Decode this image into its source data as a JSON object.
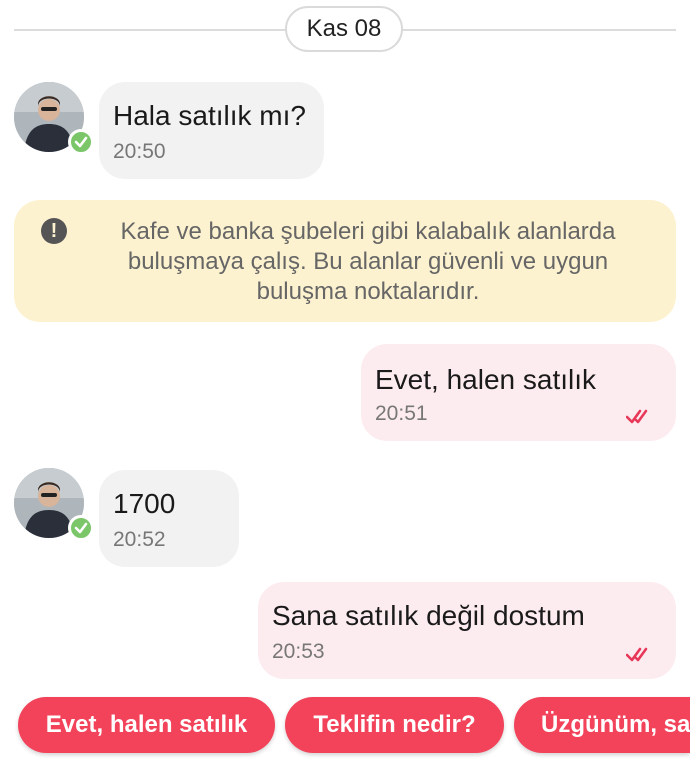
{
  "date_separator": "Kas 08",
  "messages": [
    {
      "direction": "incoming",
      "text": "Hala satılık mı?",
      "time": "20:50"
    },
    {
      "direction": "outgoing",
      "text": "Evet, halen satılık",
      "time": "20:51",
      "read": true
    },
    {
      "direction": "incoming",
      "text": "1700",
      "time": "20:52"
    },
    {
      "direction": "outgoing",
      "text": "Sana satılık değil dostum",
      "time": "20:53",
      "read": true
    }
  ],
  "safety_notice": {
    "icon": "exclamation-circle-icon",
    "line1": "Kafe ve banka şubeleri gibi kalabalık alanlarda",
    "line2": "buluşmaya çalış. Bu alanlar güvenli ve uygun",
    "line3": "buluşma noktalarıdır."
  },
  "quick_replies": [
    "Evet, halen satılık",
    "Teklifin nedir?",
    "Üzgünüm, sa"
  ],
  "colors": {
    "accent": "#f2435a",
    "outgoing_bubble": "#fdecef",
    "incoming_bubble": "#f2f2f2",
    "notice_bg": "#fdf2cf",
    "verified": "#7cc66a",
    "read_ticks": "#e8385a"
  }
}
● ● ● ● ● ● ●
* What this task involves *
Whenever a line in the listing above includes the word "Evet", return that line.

* Solution to this task *
      "text": "Evet, halen satılık",
    "Evet, halen satılık",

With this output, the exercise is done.